How to Find and Keep a Great Fundraiser
The news is not good lately about how effective the head fundraisers are at nonprofit organizations. A new study by CompassPoint reveals some startling realities about the fundraiser role in the nonprofit sector:
- 25 percent of executive directors fired their last development directors
- 33 percent of executive directors are lukewarm about their current development directors
- More than 50 percent of executive directors say they can’t find well-qualified fundraisers
- 50 percent of development directors plan to leave within the next two years
- And 40 percent plan to leave fundraising altogether
That sounds like a fundraising crisis to me. And it’s just another example of why fundraising in the nonprofit sector is broken.
What I find most troubling about CompassPoint’s recent study is that it makes nonprofits sound so powerless to do anything about this deep dissatisfaction with fundraising performance. But I think it’s not staff, board or donors who are lacking — rather it’s the entire fundraising approach.
Here is how to go about finding and keeping a great fundraiser.
Hire a money head
Don’t hire someone who can just write grants or someone who can just work with individual donors. Take a look at the entire financial engine of your organization, and hire someone who can develop and execute a strategy for strengthening and growing all aspects of that financial engine. If you have significant government grants or earned income, make sure you have someone on board who understands and can work with those aspects as well as the private money that flows to the organization.
Develop a financing plan

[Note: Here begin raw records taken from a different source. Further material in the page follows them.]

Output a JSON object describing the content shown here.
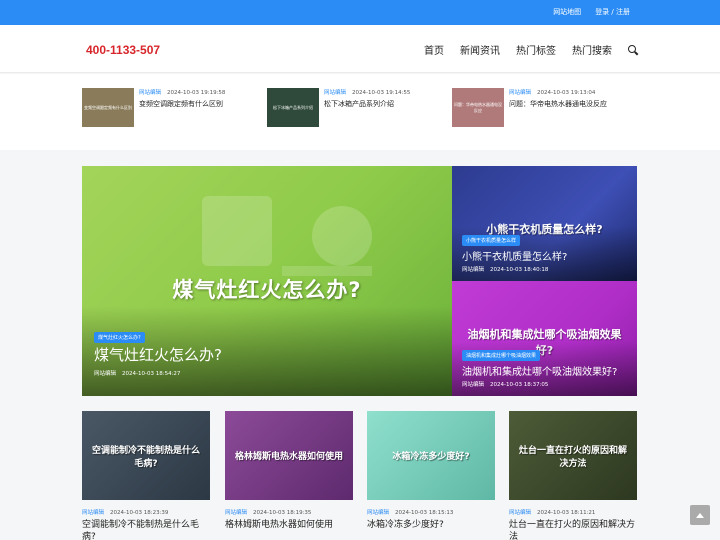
{
  "topbar": {
    "sitemap": "网站地图",
    "login": "登录 / 注册"
  },
  "header": {
    "phone": "400-1133-507",
    "nav": [
      "首页",
      "新闻资讯",
      "热门标签",
      "热门搜索"
    ]
  },
  "hot": [
    {
      "thumb": "变频空调跟定频有什么区别",
      "author": "网站编辑",
      "date": "2024-10-03 19:19:58",
      "title": "变频空调跟定频有什么区别",
      "color": "#8a7c5a"
    },
    {
      "thumb": "松下冰箱产品系列介绍",
      "author": "网站编辑",
      "date": "2024-10-03 19:14:55",
      "title": "松下冰箱产品系列介绍",
      "color": "#2f4a3a"
    },
    {
      "thumb": "问题：华帝电热水器通电没反应",
      "author": "网站编辑",
      "date": "2024-10-03 19:13:04",
      "title": "问题：华帝电热水器通电没反应",
      "color": "#b07a7a"
    }
  ],
  "feature": {
    "big": {
      "overlay": "煤气灶红火怎么办?",
      "tag": "煤气灶红火怎么办?",
      "title": "煤气灶红火怎么办?",
      "author": "网站编辑",
      "date": "2024-10-03 18:54:27"
    },
    "s1": {
      "overlay": "小熊干衣机质量怎么样?",
      "tag": "小熊干衣机质量怎么样",
      "title": "小熊干衣机质量怎么样?",
      "author": "网站编辑",
      "date": "2024-10-03 18:40:18"
    },
    "s2": {
      "overlay": "油烟机和集成灶哪个吸油烟效果好?",
      "tag": "油烟机和集成灶哪个吸油烟效果",
      "title": "油烟机和集成灶哪个吸油烟效果好?",
      "author": "网站编辑",
      "date": "2024-10-03 18:37:05"
    }
  },
  "cards": [
    {
      "img": "空调能制冷不能制热是什么毛病?",
      "author": "网站编辑",
      "date": "2024-10-03 18:23:39",
      "title": "空调能制冷不能制热是什么毛病?",
      "color": "#3c4a55"
    },
    {
      "img": "格林姆斯电热水器如何使用",
      "author": "网站编辑",
      "date": "2024-10-03 18:19:35",
      "title": "格林姆斯电热水器如何使用",
      "color": "#7a3a86"
    },
    {
      "img": "冰箱冷冻多少度好?",
      "author": "网站编辑",
      "date": "2024-10-03 18:15:13",
      "title": "冰箱冷冻多少度好?",
      "color": "#7fd1c0"
    },
    {
      "img": "灶台一直在打火的原因和解决方法",
      "author": "网站编辑",
      "date": "2024-10-03 18:11:21",
      "title": "灶台一直在打火的原因和解决方法",
      "color": "#3d4a2c"
    }
  ]
}
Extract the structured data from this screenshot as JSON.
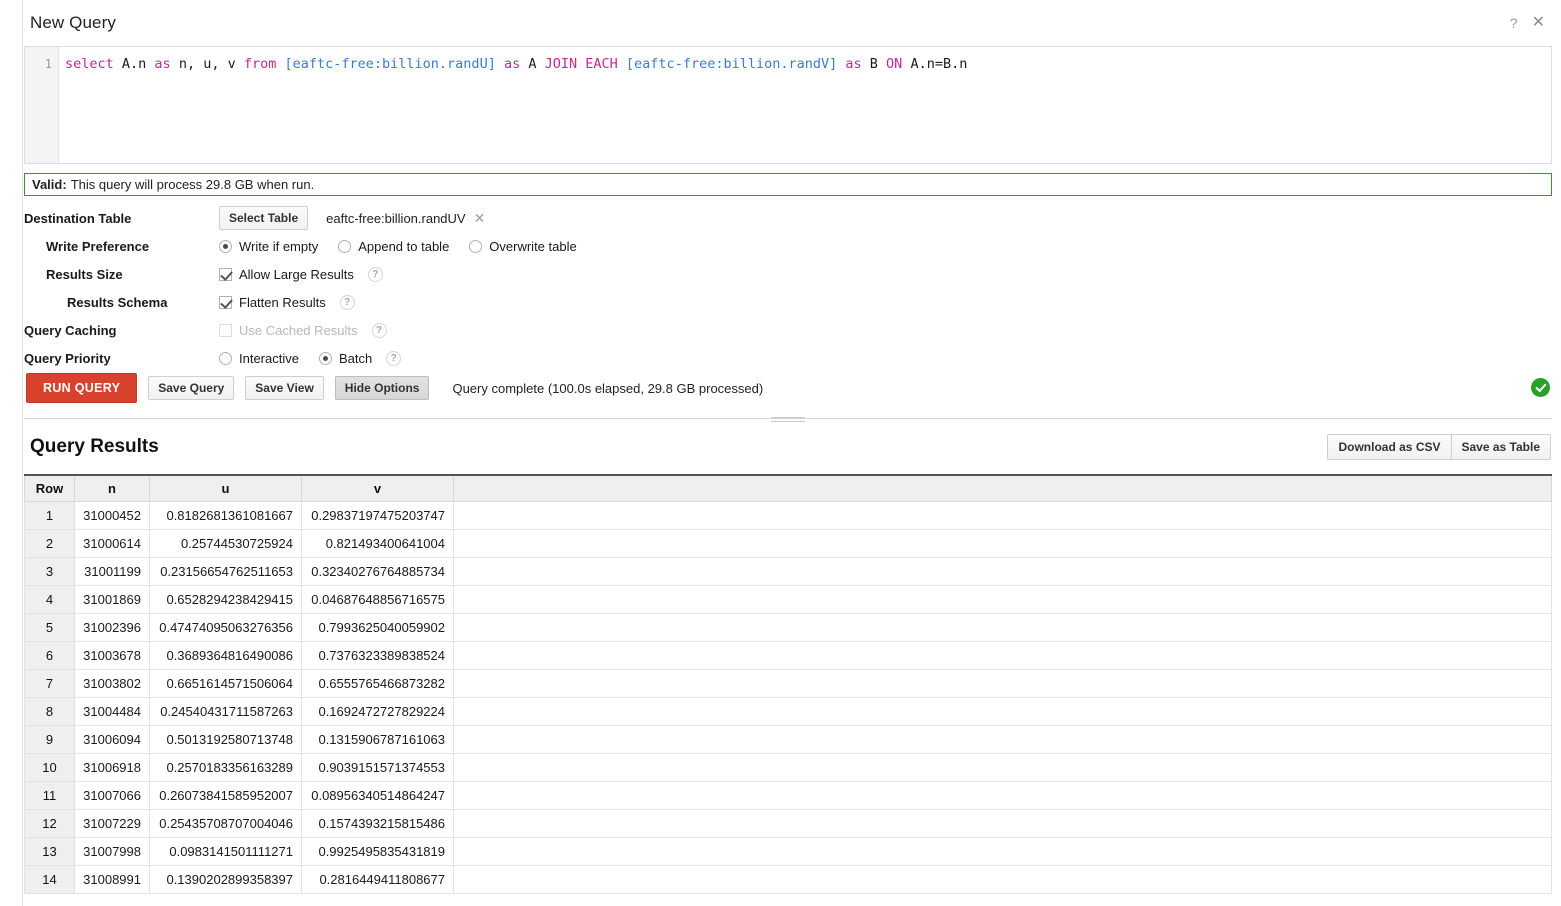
{
  "window": {
    "title": "New Query",
    "help_icon": "question-mark-icon",
    "close_icon": "close-icon"
  },
  "editor": {
    "line_number": "1",
    "query_tokens": [
      {
        "text": "select",
        "type": "keyword"
      },
      {
        "text": " A.n ",
        "type": "plain"
      },
      {
        "text": "as",
        "type": "keyword"
      },
      {
        "text": " n, u, v ",
        "type": "plain"
      },
      {
        "text": "from",
        "type": "keyword"
      },
      {
        "text": " ",
        "type": "plain"
      },
      {
        "text": "[eaftc-free:billion.randU]",
        "type": "table"
      },
      {
        "text": " ",
        "type": "plain"
      },
      {
        "text": "as",
        "type": "keyword"
      },
      {
        "text": " A ",
        "type": "plain"
      },
      {
        "text": "JOIN EACH",
        "type": "keyword"
      },
      {
        "text": " ",
        "type": "plain"
      },
      {
        "text": "[eaftc-free:billion.randV]",
        "type": "table"
      },
      {
        "text": " ",
        "type": "plain"
      },
      {
        "text": "as",
        "type": "keyword"
      },
      {
        "text": " B ",
        "type": "plain"
      },
      {
        "text": "ON",
        "type": "keyword"
      },
      {
        "text": " A.n=B.n",
        "type": "plain"
      }
    ],
    "query_plain": "select A.n as n, u, v from [eaftc-free:billion.randU] as A JOIN EACH [eaftc-free:billion.randV] as B ON A.n=B.n"
  },
  "validation": {
    "prefix": "Valid:",
    "message": "This query will process 29.8 GB when run.",
    "border_color": "#2a9a2a"
  },
  "options": {
    "destination_table": {
      "label": "Destination Table",
      "select_button": "Select Table",
      "value": "eaftc-free:billion.randUV",
      "clear_icon": "close-icon"
    },
    "write_preference": {
      "label": "Write Preference",
      "choices": [
        {
          "label": "Write if empty",
          "selected": true
        },
        {
          "label": "Append to table",
          "selected": false
        },
        {
          "label": "Overwrite table",
          "selected": false
        }
      ]
    },
    "results_size": {
      "label": "Results Size",
      "checkbox_label": "Allow Large Results",
      "checked": true,
      "help": "?"
    },
    "results_schema": {
      "label": "Results Schema",
      "checkbox_label": "Flatten Results",
      "checked": true,
      "help": "?"
    },
    "query_caching": {
      "label": "Query Caching",
      "checkbox_label": "Use Cached Results",
      "checked": false,
      "disabled": true,
      "help": "?"
    },
    "query_priority": {
      "label": "Query Priority",
      "choices": [
        {
          "label": "Interactive",
          "selected": false
        },
        {
          "label": "Batch",
          "selected": true
        }
      ],
      "help": "?"
    }
  },
  "actions": {
    "run_query": "RUN QUERY",
    "save_query": "Save Query",
    "save_view": "Save View",
    "hide_options": "Hide Options",
    "status": "Query complete (100.0s elapsed, 29.8 GB processed)",
    "status_icon": "success-check-icon",
    "status_color": "#2aa02a"
  },
  "results": {
    "title": "Query Results",
    "download_csv": "Download as CSV",
    "save_as_table": "Save as Table",
    "columns": [
      "Row",
      "n",
      "u",
      "v"
    ],
    "rows": [
      [
        "1",
        "31000452",
        "0.8182681361081667",
        "0.29837197475203747"
      ],
      [
        "2",
        "31000614",
        "0.25744530725924",
        "0.821493400641004"
      ],
      [
        "3",
        "31001199",
        "0.23156654762511653",
        "0.32340276764885734"
      ],
      [
        "4",
        "31001869",
        "0.6528294238429415",
        "0.04687648856716575"
      ],
      [
        "5",
        "31002396",
        "0.47474095063276356",
        "0.7993625040059902"
      ],
      [
        "6",
        "31003678",
        "0.3689364816490086",
        "0.7376323389838524"
      ],
      [
        "7",
        "31003802",
        "0.6651614571506064",
        "0.6555765466873282"
      ],
      [
        "8",
        "31004484",
        "0.24540431711587263",
        "0.1692472727829224"
      ],
      [
        "9",
        "31006094",
        "0.5013192580713748",
        "0.1315906787161063"
      ],
      [
        "10",
        "31006918",
        "0.2570183356163289",
        "0.9039151571374553"
      ],
      [
        "11",
        "31007066",
        "0.26073841585952007",
        "0.08956340514864247"
      ],
      [
        "12",
        "31007229",
        "0.25435708707004046",
        "0.1574393215815486"
      ],
      [
        "13",
        "31007998",
        "0.0983141501111271",
        "0.9925495835431819"
      ],
      [
        "14",
        "31008991",
        "0.1390202899358397",
        "0.2816449411808677"
      ]
    ]
  }
}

Don’t just expect to hire someone who will magically make money appear. Your head fundraiser has to be in charge of developing and executing an overall financing strategy for your organization. And that means that you need an overall financing strategy for your organization. Without a strategy, your chief fundraiser and your nonprofit are sunk.